Instructions for the task :: Each line that has the string "Order" must be copied from the records below.

Supplied information ::

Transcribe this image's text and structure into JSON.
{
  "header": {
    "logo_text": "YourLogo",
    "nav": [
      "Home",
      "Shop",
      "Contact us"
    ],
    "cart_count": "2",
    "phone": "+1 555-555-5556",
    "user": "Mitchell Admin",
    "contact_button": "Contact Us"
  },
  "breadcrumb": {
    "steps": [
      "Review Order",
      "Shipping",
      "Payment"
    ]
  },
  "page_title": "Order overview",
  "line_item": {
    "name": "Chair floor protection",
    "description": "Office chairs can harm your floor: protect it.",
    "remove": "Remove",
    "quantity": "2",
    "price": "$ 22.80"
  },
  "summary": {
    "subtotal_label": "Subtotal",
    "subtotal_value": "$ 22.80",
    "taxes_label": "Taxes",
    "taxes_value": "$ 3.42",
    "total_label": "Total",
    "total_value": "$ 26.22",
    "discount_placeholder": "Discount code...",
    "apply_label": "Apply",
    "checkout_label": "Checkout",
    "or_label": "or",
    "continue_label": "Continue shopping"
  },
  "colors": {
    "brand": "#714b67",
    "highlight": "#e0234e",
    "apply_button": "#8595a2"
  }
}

Result ::
      "Review Order",
  "page_title": "Order overview",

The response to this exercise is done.